Though his times were a little slower than they had been a year ago, in part because of a few extra pounds he purposely put on to "give scouts an option to move me around," Schlothauer was encouraged by his performance in front of two dozen NFL scouts and front office personnel.

"Hopefully I went out there and showed that I can catch the ball, I can run routes," said Schlothauer, who caught only one pass in his career at Maryland while playing mostly as a blocking tight end and on special teams.

"If they want to switch me to tackle, if they want to play me on special teams, if they want to put me on defense like in high school, I just want to play football," he said. "That's in my prayers every night."

Part of Schlothauer's prayers have already been answered in the way he recovered from the incident.

"The fact that I got my health back so quickly, that was my main goal," he said. "Doing Pro Day this year motivated me to get my health back. The fact that Coach [Randy] Edsall let me come back, that's all I could ask for. Making it to the league, would top everything. It would top my life."

Edsall said it was only right to allow Schlothauer to get another Pro Day after his chance to participate in any minicamps "was taken away from him."

Schlothauer's fallback plan would be to finish the MBA program he started at the university's downtown Washington, D.C., campus a few months before the incident. Schlothauer had to stop his studies "because they wouldn't let me get on the Metro travelling," he said.

Along with recovering physically, there was the emotional aspect of his recovery.

"I try to hold it in, I do, but it's been a rough year for me and my family, it wasn't just me that got impacted by it, it was my whole entire family," said Schlothauer, who has two older brothers and a 10-year-old sister. "The fact that I'm out here doing this today means the world to everyone who've been involved in my life."

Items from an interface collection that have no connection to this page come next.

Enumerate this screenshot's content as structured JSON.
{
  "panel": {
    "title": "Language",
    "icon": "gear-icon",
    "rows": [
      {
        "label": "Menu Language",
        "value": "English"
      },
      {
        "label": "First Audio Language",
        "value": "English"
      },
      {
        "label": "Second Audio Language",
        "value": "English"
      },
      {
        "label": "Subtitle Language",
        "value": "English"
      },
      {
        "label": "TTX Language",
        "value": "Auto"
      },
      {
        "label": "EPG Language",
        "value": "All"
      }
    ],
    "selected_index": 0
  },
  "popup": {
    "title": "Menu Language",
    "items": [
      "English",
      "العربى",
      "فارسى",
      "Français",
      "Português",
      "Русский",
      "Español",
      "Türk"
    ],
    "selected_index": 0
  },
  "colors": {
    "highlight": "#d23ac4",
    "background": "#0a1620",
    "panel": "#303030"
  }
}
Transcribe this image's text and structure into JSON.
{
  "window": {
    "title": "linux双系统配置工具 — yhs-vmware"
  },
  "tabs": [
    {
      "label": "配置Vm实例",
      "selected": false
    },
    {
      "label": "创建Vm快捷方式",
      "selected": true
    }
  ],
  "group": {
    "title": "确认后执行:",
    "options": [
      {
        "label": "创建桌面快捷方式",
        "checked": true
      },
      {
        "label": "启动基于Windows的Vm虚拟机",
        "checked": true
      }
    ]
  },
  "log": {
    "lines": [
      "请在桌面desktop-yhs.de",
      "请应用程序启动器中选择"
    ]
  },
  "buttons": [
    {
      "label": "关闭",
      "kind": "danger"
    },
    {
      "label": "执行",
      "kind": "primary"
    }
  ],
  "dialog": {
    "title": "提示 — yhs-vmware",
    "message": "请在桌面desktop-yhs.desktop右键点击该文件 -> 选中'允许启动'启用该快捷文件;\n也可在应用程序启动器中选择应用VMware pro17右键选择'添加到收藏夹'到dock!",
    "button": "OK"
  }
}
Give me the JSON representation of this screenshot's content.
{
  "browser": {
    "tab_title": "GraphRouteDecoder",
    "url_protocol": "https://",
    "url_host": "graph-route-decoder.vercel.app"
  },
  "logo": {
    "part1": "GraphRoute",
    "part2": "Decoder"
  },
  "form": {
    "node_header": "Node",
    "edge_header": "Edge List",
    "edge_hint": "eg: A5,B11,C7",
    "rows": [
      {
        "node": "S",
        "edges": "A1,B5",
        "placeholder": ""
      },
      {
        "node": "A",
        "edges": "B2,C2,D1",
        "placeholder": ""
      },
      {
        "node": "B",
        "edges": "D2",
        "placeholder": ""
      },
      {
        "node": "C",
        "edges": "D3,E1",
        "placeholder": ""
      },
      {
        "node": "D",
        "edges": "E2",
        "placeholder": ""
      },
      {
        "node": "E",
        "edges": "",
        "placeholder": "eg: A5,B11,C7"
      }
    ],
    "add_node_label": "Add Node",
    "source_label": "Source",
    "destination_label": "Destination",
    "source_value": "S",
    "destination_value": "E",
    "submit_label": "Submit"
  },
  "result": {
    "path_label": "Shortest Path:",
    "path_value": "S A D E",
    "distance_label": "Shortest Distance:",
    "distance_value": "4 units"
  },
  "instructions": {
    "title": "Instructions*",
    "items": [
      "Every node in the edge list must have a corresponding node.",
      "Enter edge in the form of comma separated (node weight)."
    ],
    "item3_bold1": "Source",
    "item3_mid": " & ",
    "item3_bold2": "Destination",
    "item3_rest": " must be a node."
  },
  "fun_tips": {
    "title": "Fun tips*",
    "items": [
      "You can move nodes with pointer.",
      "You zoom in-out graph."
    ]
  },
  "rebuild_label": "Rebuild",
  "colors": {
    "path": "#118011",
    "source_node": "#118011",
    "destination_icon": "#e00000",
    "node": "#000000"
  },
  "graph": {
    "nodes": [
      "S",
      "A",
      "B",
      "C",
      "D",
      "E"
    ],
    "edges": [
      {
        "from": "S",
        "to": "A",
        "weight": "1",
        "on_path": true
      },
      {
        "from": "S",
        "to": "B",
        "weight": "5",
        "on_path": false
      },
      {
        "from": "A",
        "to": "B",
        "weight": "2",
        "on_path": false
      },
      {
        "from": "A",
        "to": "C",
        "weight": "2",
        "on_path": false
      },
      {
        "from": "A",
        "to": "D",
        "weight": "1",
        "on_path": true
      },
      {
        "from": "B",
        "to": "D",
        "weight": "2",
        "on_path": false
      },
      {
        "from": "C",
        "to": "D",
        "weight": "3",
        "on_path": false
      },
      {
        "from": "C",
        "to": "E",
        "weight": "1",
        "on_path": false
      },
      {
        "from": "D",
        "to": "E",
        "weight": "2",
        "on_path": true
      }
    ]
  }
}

Schlothauer admitted that as well as he seems to be doing emotionally, "There's times late at night when I'm in bed when I let go."

A religious person who was a member of the Fellowship of Christian Athletes while at Maryland, Schlothauer said he attends church every Sunday with his family and speaks to youth groups in Rosedale and Bel Air about what he has gone through.

"I take it as God had his hand on my life," Schlothauer said.

It didn't seem that way the night of April 20, 2013, when Schlothauer went out with friends in Towson. He got involved in an altercation between one of the men who attacked him and the man's girlfriend.

Initially charged with first-degree attempted murder, Nicholas Jones of Baltimore pleaded guilty in January to first-degree assault while Robert Lee Blackshire II was found guilty in February of second-degree assault. Blackshire received 18 months probation and Jones will be sentenced later this week.

don.markus@baltsun.com
twitter.com/sportsprof56